The trade body titled Scottish Renewables has commissioned a project to promote and enhance the onshore wind sector in Scotland. The move has requested the UK government to revoke the ban on turbine capacity. There has been commendable progress on the deployment of onshore wind turbines. UK is only expected to add another 2,000 megawatts of onshore wind capacity. These statistics are enough to compete to the forecast of 30,000 MW by Germany and 20,000 MW by France.
In Scotland, the renewable energy industry employs over 8,000 people and presently generates a quarter of the country’s total electricity. However, further future investment is required from UK in order to make the energy thus produced available to the people at a cheaper rate.
Scottish Renewables highlighted the Hagshaw Hill wind farm located in South Lanarkshire; Scotland offers “enormous” economic opportunities for investors and community. The turbines which were commissioned in the year 1995 are five times smaller than the machines deployed today.

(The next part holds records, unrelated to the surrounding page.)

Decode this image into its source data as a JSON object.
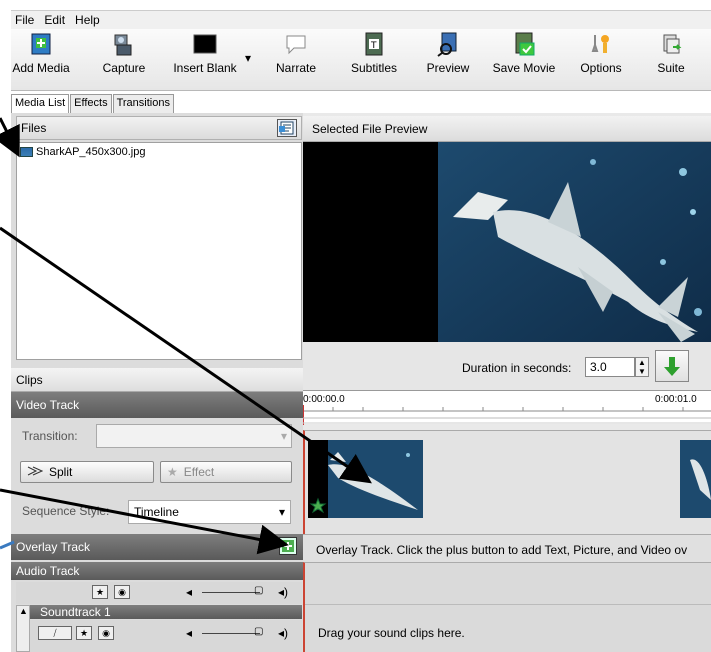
{
  "menu": [
    "File",
    "Edit",
    "Help"
  ],
  "toolbar": [
    {
      "label": "Add Media",
      "icon": "add-media-icon"
    },
    {
      "label": "Capture",
      "icon": "camera-icon"
    },
    {
      "label": "Insert Blank",
      "icon": "blank-icon"
    },
    {
      "label": "Narrate",
      "icon": "speech-bubble-icon"
    },
    {
      "label": "Subtitles",
      "icon": "subtitles-icon"
    },
    {
      "label": "Preview",
      "icon": "preview-icon"
    },
    {
      "label": "Save Movie",
      "icon": "save-movie-icon"
    },
    {
      "label": "Options",
      "icon": "options-icon"
    },
    {
      "label": "Suite",
      "icon": "suite-icon"
    }
  ],
  "tabs": [
    "Media List",
    "Effects",
    "Transitions"
  ],
  "files": {
    "title": "Files",
    "items": [
      "SharkAP_450x300.jpg"
    ]
  },
  "preview": {
    "title": "Selected File Preview",
    "duration_label": "Duration in seconds:",
    "duration_value": "3.0"
  },
  "clips": {
    "title": "Clips",
    "video_track": "Video Track",
    "transition_label": "Transition:",
    "split_label": "Split",
    "effect_label": "Effect",
    "sequence_label": "Sequence Style:",
    "sequence_value": "Timeline",
    "overlay_track": "Overlay Track",
    "audio_track": "Audio Track",
    "soundtrack": "Soundtrack 1"
  },
  "timeline": {
    "start": "0:00:00.0",
    "end": "0:00:01.0",
    "overlay_hint": "Overlay Track. Click the plus button to add Text, Picture, and Video ov",
    "audio_hint": "Drag your sound clips here."
  },
  "colors": {
    "track_bar": "#6b6b6b",
    "accent_green": "#3aa83a",
    "timeline_marker": "#cc3333"
  }
}
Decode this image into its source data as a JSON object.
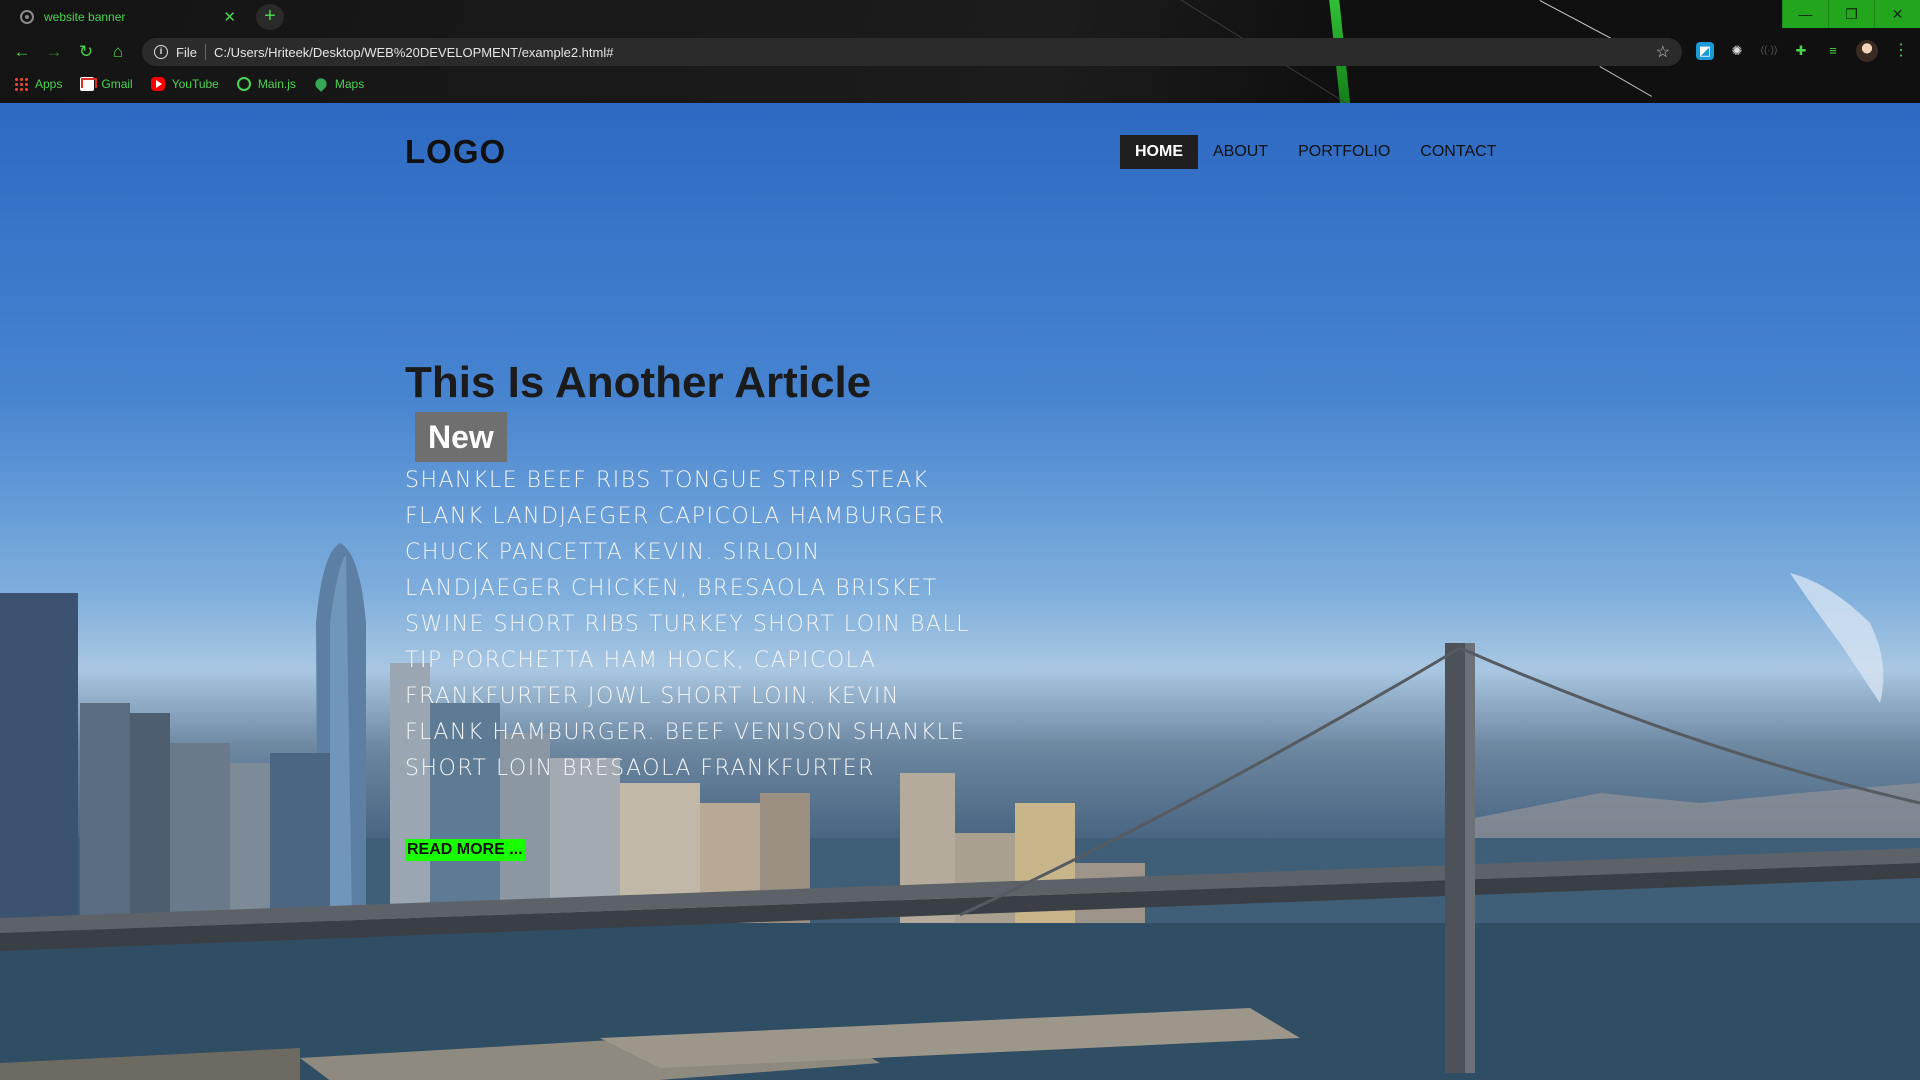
{
  "browser": {
    "tab_title": "website banner",
    "url_scheme": "File",
    "url": "C:/Users/Hriteek/Desktop/WEB%20DEVELOPMENT/example2.html#",
    "bookmarks": [
      {
        "label": "Apps",
        "icon": "apps-grid-icon"
      },
      {
        "label": "Gmail",
        "icon": "gmail-icon"
      },
      {
        "label": "YouTube",
        "icon": "youtube-icon"
      },
      {
        "label": "Main.js",
        "icon": "globe-icon"
      },
      {
        "label": "Maps",
        "icon": "maps-pin-icon"
      }
    ],
    "window_controls": {
      "minimize": "—",
      "restore": "❐",
      "close": "✕"
    },
    "accent_color": "#4cd34f"
  },
  "page": {
    "logo": "LOGO",
    "nav": [
      "HOME",
      "ABOUT",
      "PORTFOLIO",
      "CONTACT"
    ],
    "active_nav": "HOME",
    "headline": "This Is Another Article",
    "badge": "New",
    "body": "Shankle beef ribs tongue strip steak flank landjaeger capicola hamburger chuck pancetta kevin. Sirloin landjaeger chicken, bresaola brisket swine short ribs turkey short loin ball tip porchetta ham hock, capicola frankfurter jowl short loin. Kevin flank hamburger. Beef venison shankle short loin bresaola frankfurter",
    "read_more": "READ MORE ...",
    "colors": {
      "read_more_bg": "#19ff00",
      "nav_active_bg": "#1f1f1f",
      "badge_bg": "#6f6f6f"
    }
  }
}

Their life term is supposed to be over in another five years.
“The UK is only expected to build an additional 2GW over the same period (16% of current UK onshore wind capacity), unless the UK government lifts a current ban which prevents most onshore wind projects competing in the energy market, UK businesses need low-cost supplies of electricity to be competitive and have already warned that failing to deploy the cheapest source of generation risks putting them at a disadvantage.” This has been stated by the officials.
“Generating electricity from 1GW of new onshore wind in Scotland in the early 2020s would be £100 million cheaper per year than generating the same amount of electricity from nuclear or biomass, and £30 million cheaper than offshore wind,” the renewables group also stated.